It has long been known that cigarette advertising has targeted the African American community. It also is a well-known fact that blacks are at an increased risk for lung cancer even though they smoke about the same amount as other races, according to the American Lung Association
That is why there was so much alarm last week when it was revealed that the top distributor of the soon-to-be banned spice-flavored clove cigarettes will offer a replacement product: new filtered cigars, flavored with clove, vanilla and cherry, according to the Associated Press
The concern is that African American teens will be disproportionately targeted and enticed by the product, which is imported by Kretek International, Inc
. If so, it could undercut smoking rates among black teens that have declined over the last decade. Between 1997 and 2007, the nation saw the smoking rate among African American teens decline 49 percent from 22.7 to 11.6, according to a study by the Centers for Disease Control and Prevention. In 2006, 5.5 percent of African American middle school students smoked cigarettes, compared to 6.5 percent among non-Hispanics and 6.8 among Hispanics, the study shows.

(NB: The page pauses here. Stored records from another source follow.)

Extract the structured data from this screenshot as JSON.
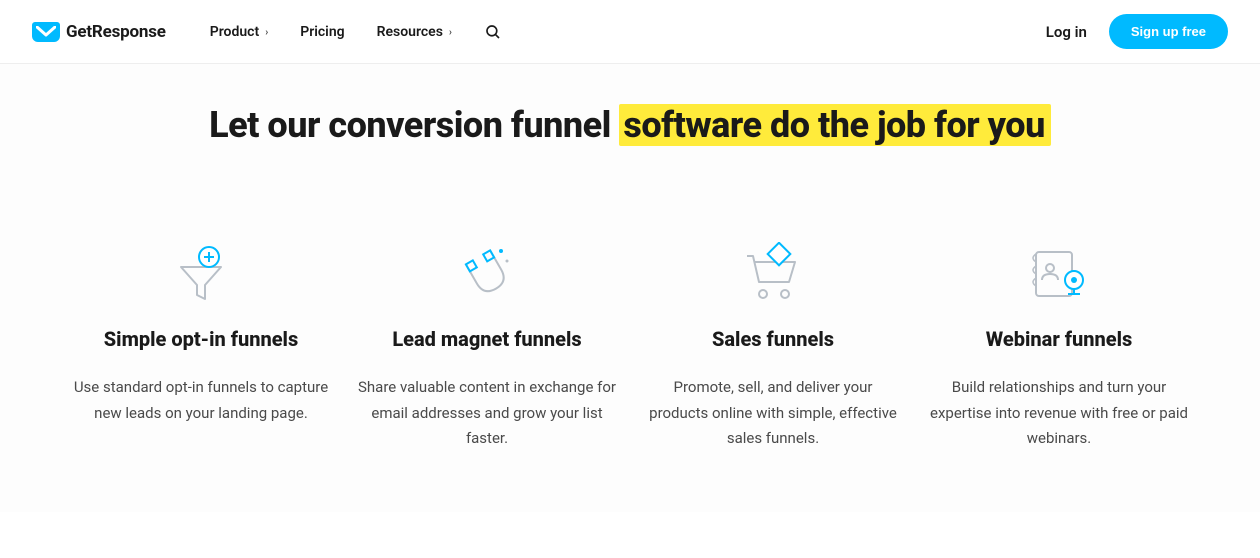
{
  "nav": {
    "brand": "GetResponse",
    "items": [
      {
        "label": "Product",
        "has_dropdown": true
      },
      {
        "label": "Pricing",
        "has_dropdown": false
      },
      {
        "label": "Resources",
        "has_dropdown": true
      }
    ],
    "login_label": "Log in",
    "signup_label": "Sign up free"
  },
  "headline": {
    "part1": "Let our conversion funnel ",
    "highlight": "software do the job for you"
  },
  "features": [
    {
      "title": "Simple opt-in funnels",
      "desc": "Use standard opt-in funnels to capture new leads on your landing page.",
      "icon": "funnel-plus-icon"
    },
    {
      "title": "Lead magnet funnels",
      "desc": "Share valuable content in exchange for email addresses and grow your list faster.",
      "icon": "magnet-icon"
    },
    {
      "title": "Sales funnels",
      "desc": "Promote, sell, and deliver your products online with simple, effective sales funnels.",
      "icon": "cart-icon"
    },
    {
      "title": "Webinar funnels",
      "desc": "Build relationships and turn your expertise into revenue with free or paid webinars.",
      "icon": "webinar-icon"
    }
  ],
  "colors": {
    "accent": "#00baff",
    "highlight": "#ffeb3b"
  }
}
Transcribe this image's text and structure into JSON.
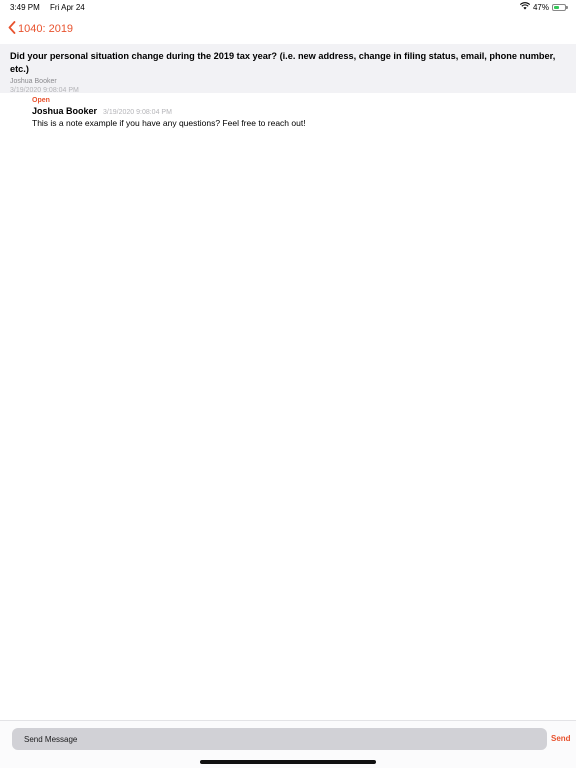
{
  "status_bar": {
    "time": "3:49 PM",
    "date": "Fri Apr 24",
    "battery_percent": "47%",
    "battery_level": 0.47
  },
  "nav": {
    "back_label": "1040: 2019"
  },
  "question": {
    "text": "Did your personal situation change during the 2019 tax year? (i.e. new address, change in filing status, email, phone number, etc.)",
    "author": "Joshua Booker",
    "date": "3/19/2020 9:08:04 PM"
  },
  "note": {
    "status": "Open",
    "author": "Joshua Booker",
    "date": "3/19/2020 9:08:04 PM",
    "body": "This is a note example if you have any questions? Feel free to reach out!"
  },
  "composer": {
    "placeholder": "Send Message",
    "send_label": "Send"
  },
  "colors": {
    "accent": "#e8532f",
    "header_bg": "#f2f2f5",
    "input_bg": "#d1d1d6"
  }
}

"African American communities have been bombarded with cigarette advertising,'' according to a report by the U.S. Department of Health and Human Services. "Since the signing of the Master Settlement Agreement (MSA) in 1998 through 2005, the average youth in the United States is annually exposed to 559 tobacco ads, every adult female 617 advertisements, and every African American adult 892 ads.''
The Food and Drug Administration
recently banned the sale of flavored cigarettes in an effort to stop the sale of products that attract teens. The move comes just months after President Barack Obama signed legislation giving the F.D.A. the authority to regulate tobacco products.